■ INSTRUCTIONS TO FOLLOW:
Pull out every line from the listing that has the word "Name".

········

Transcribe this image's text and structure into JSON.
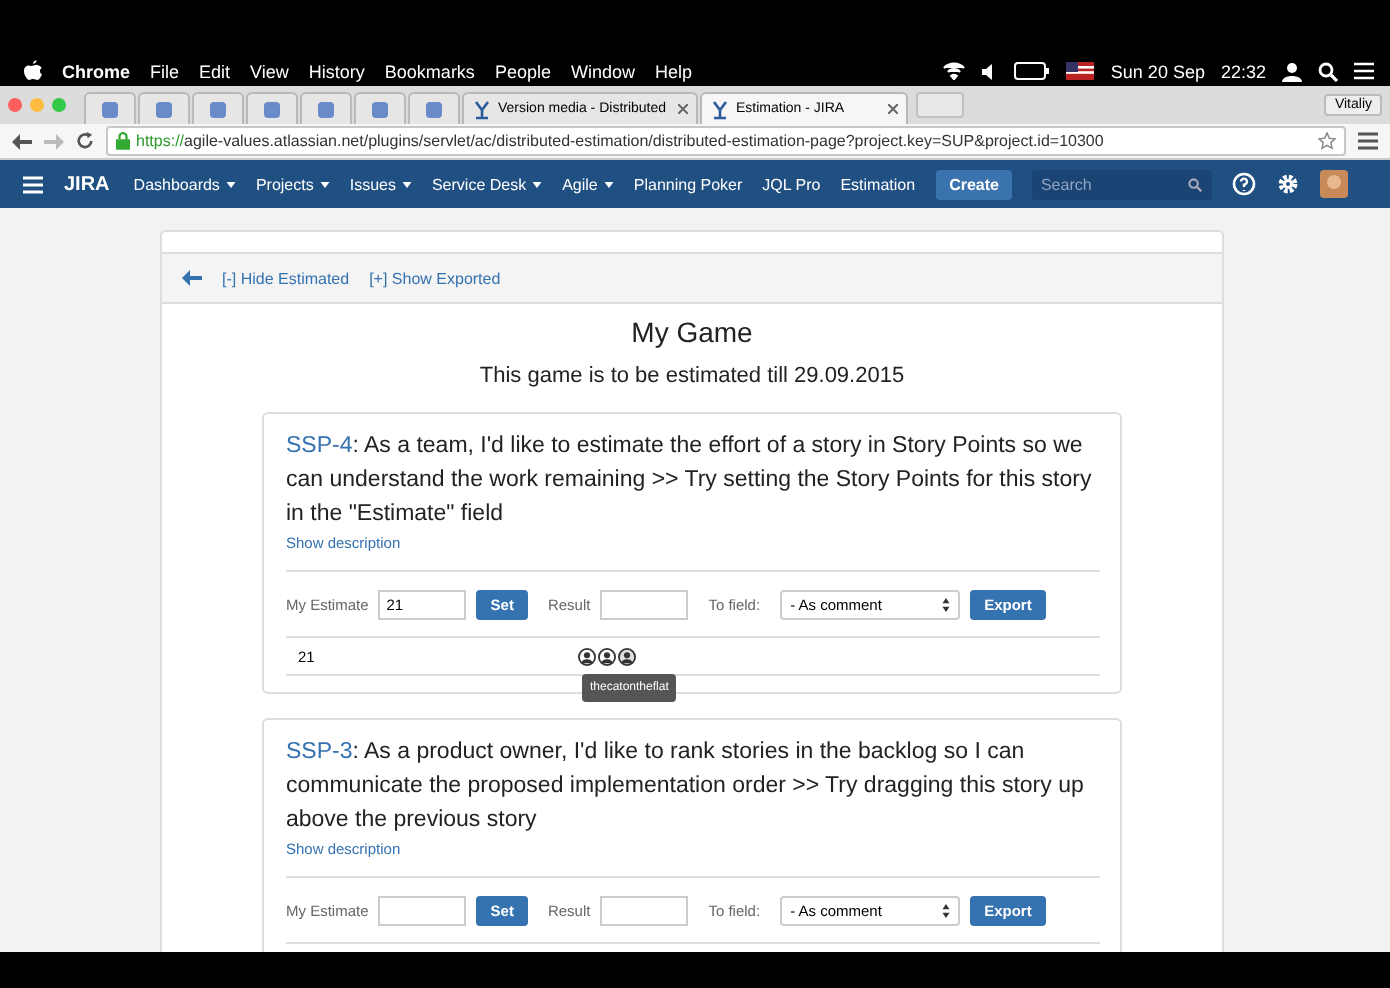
{
  "os_menu_bar": {
    "app": "Chrome",
    "menus": [
      "File",
      "Edit",
      "View",
      "History",
      "Bookmarks",
      "People",
      "Window",
      "Help"
    ],
    "date": "Sun 20 Sep",
    "time": "22:32"
  },
  "browser": {
    "tabs": [
      {
        "kind": "pinned",
        "selected": false
      },
      {
        "kind": "pinned",
        "selected": false
      },
      {
        "kind": "pinned",
        "selected": false
      },
      {
        "kind": "pinned",
        "selected": false
      },
      {
        "kind": "pinned",
        "selected": false
      },
      {
        "kind": "pinned",
        "selected": false
      },
      {
        "kind": "pinned",
        "selected": false
      },
      {
        "kind": "page",
        "title": "Version media - Distributed",
        "selected": false
      },
      {
        "kind": "page",
        "title": "Estimation - JIRA",
        "selected": true
      }
    ],
    "profile": "Vitaliy",
    "url_scheme": "https://",
    "url_rest": "agile-values.atlassian.net/plugins/servlet/ac/distributed-estimation/distributed-estimation-page?project.key=SUP&project.id=10300"
  },
  "jira_nav": {
    "logo": "JIRA",
    "items": [
      {
        "label": "Dashboards",
        "dropdown": true
      },
      {
        "label": "Projects",
        "dropdown": true
      },
      {
        "label": "Issues",
        "dropdown": true
      },
      {
        "label": "Service Desk",
        "dropdown": true
      },
      {
        "label": "Agile",
        "dropdown": true
      },
      {
        "label": "Planning Poker",
        "dropdown": false
      },
      {
        "label": "JQL Pro",
        "dropdown": false
      },
      {
        "label": "Estimation",
        "dropdown": false
      }
    ],
    "create": "Create",
    "search": {
      "placeholder": "Search"
    }
  },
  "game": {
    "links": [
      "[-] Hide Estimated",
      "[+] Show Exported"
    ],
    "title": "My Game",
    "subtitle": "This game is to be estimated till 29.09.2015",
    "issues": [
      {
        "key": "SSP-4",
        "summary": ": As a team, I'd like to estimate the effort of a story in Story Points so we can understand the work remaining >> Try setting the Story Points for this story in the \"Estimate\" field",
        "show_description": "Show description",
        "estimate_label": "My Estimate",
        "estimate_value": "21",
        "set": "Set",
        "result_label": "Result",
        "to_field_label": "To field:",
        "to_field_value": "- As comment",
        "export": "Export",
        "votes": [
          {
            "value": "21",
            "tooltip": "thecatontheflat",
            "voters": [
              {
                "hovered": false
              },
              {
                "hovered": false
              },
              {
                "hovered": true
              }
            ]
          }
        ]
      },
      {
        "key": "SSP-3",
        "summary": ": As a product owner, I'd like to rank stories in the backlog so I can communicate the proposed implementation order >> Try dragging this story up above the previous story",
        "show_description": "Show description",
        "estimate_label": "My Estimate",
        "set": "Set",
        "result_label": "Result",
        "to_field_label": "To field:",
        "to_field_value": "- As comment",
        "export": "Export"
      }
    ]
  }
}
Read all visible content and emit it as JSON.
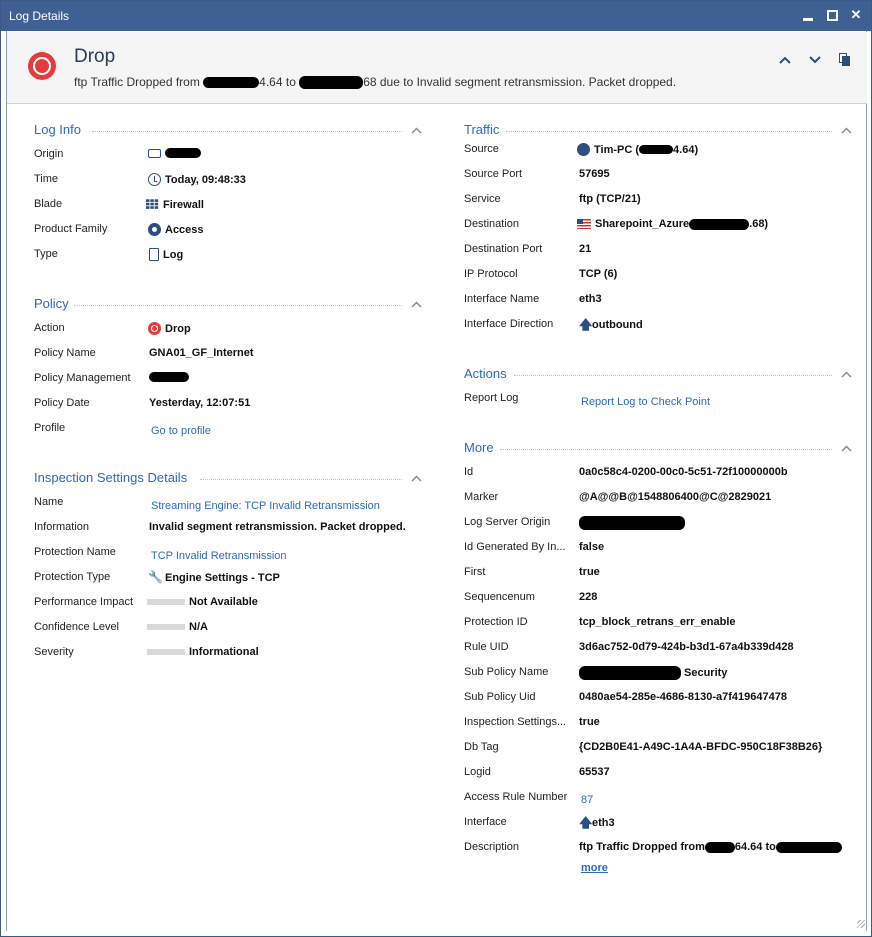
{
  "window": {
    "title": "Log Details",
    "controls": {
      "minimize": "_",
      "maximize": "□",
      "close": "✕"
    }
  },
  "header": {
    "title": "Drop",
    "desc_prefix": "ftp Traffic Dropped from ",
    "desc_src_tail": "4.64 to ",
    "desc_dst_tail": "68 due to Invalid segment retransmission. Packet dropped.",
    "icon": "drop-icon"
  },
  "log_info": {
    "title": "Log Info",
    "rows": [
      {
        "label": "Origin",
        "value": "",
        "icon": "origin-icon"
      },
      {
        "label": "Time",
        "value": "Today, 09:48:33",
        "icon": "clock-icon"
      },
      {
        "label": "Blade",
        "value": "Firewall",
        "icon": "firewall-icon"
      },
      {
        "label": "Product Family",
        "value": "Access",
        "icon": "access-icon"
      },
      {
        "label": "Type",
        "value": "Log",
        "icon": "log-icon"
      }
    ]
  },
  "policy": {
    "title": "Policy",
    "rows": [
      {
        "label": "Action",
        "value": "Drop",
        "icon": "drop-icon"
      },
      {
        "label": "Policy Name",
        "value": "GNA01_GF_Internet"
      },
      {
        "label": "Policy Management",
        "value": ""
      },
      {
        "label": "Policy Date",
        "value": "Yesterday, 12:07:51"
      },
      {
        "label": "Profile",
        "value": "Go to profile"
      }
    ]
  },
  "inspection": {
    "title": "Inspection Settings Details",
    "rows": [
      {
        "label": "Name",
        "value": "Streaming Engine: TCP Invalid Retransmission"
      },
      {
        "label": "Information",
        "value": "Invalid segment retransmission. Packet dropped."
      },
      {
        "label": "Protection Name",
        "value": "TCP Invalid Retransmission"
      },
      {
        "label": "Protection Type",
        "value": "Engine Settings - TCP",
        "icon": "wrench-icon"
      },
      {
        "label": "Performance Impact",
        "value": "Not Available"
      },
      {
        "label": "Confidence Level",
        "value": "N/A"
      },
      {
        "label": "Severity",
        "value": "Informational"
      }
    ]
  },
  "traffic": {
    "title": "Traffic",
    "rows": [
      {
        "label": "Source",
        "value": "Tim-PC (",
        "value_tail": "4.64)",
        "icon": "globe-icon"
      },
      {
        "label": "Source Port",
        "value": "57695"
      },
      {
        "label": "Service",
        "value": "ftp (TCP/21)"
      },
      {
        "label": "Destination",
        "value": "Sharepoint_Azure ",
        "value_tail": ".68)",
        "icon": "flag-icon"
      },
      {
        "label": "Destination Port",
        "value": "21"
      },
      {
        "label": "IP Protocol",
        "value": "TCP (6)"
      },
      {
        "label": "Interface Name",
        "value": "eth3"
      },
      {
        "label": "Interface Direction",
        "value": "outbound",
        "icon": "up-arrow-icon"
      }
    ]
  },
  "actions": {
    "title": "Actions",
    "rows": [
      {
        "label": "Report Log",
        "value": "Report Log to Check Point"
      }
    ]
  },
  "more": {
    "title": "More",
    "rows": [
      {
        "label": "Id",
        "value": "0a0c58c4-0200-00c0-5c51-72f10000000b"
      },
      {
        "label": "Marker",
        "value": "@A@@B@1548806400@C@2829021"
      },
      {
        "label": "Log Server Origin",
        "value": ""
      },
      {
        "label": "Id Generated By In...",
        "value": "false"
      },
      {
        "label": "First",
        "value": "true"
      },
      {
        "label": "Sequencenum",
        "value": "228"
      },
      {
        "label": "Protection ID",
        "value": "tcp_block_retrans_err_enable"
      },
      {
        "label": "Rule UID",
        "value": "3d6ac752-0d79-424b-b3d1-67a4b339d428"
      },
      {
        "label": "Sub Policy Name",
        "value": "Security"
      },
      {
        "label": "Sub Policy Uid",
        "value": "0480ae54-285e-4686-8130-a7f419647478"
      },
      {
        "label": "Inspection Settings...",
        "value": "true"
      },
      {
        "label": "Db Tag",
        "value": "{CD2B0E41-A49C-1A4A-BFDC-950C18F38B26}"
      },
      {
        "label": "Logid",
        "value": "65537"
      },
      {
        "label": "Access Rule Number",
        "value": "87"
      },
      {
        "label": "Interface",
        "value": "eth3",
        "icon": "up-arrow-icon"
      },
      {
        "label": "Description",
        "value": "ftp Traffic Dropped from ",
        "value_tail": "64.64 to ",
        "more_link": "more"
      }
    ]
  }
}
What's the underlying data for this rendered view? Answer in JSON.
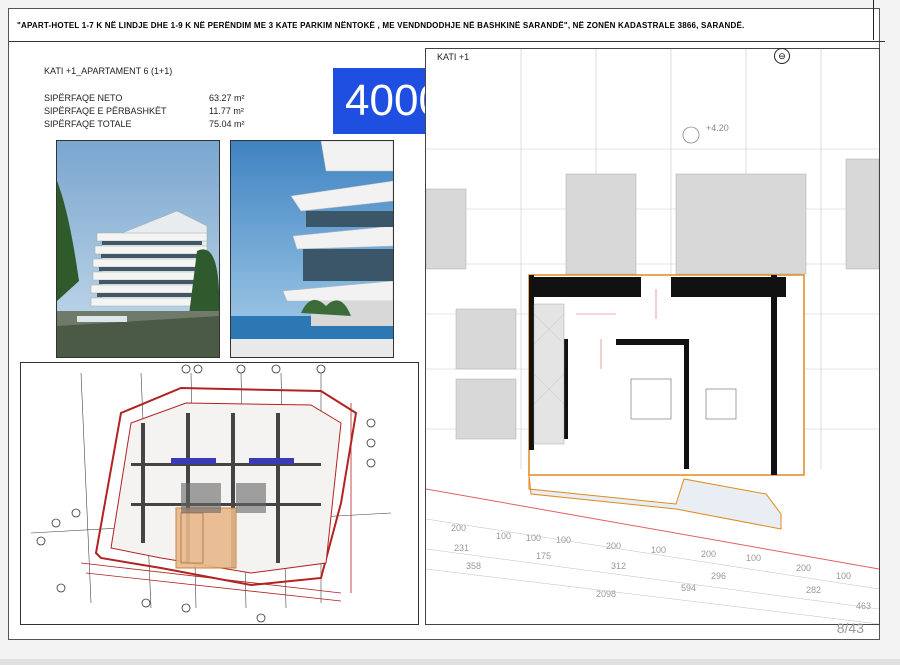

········

■ PROBLEM SOLUTION:
        "label": "Policy Name",
        "label": "Name",
        "label": "Protection Name",
        "label": "Interface Name",
        "label": "Sub Policy Name",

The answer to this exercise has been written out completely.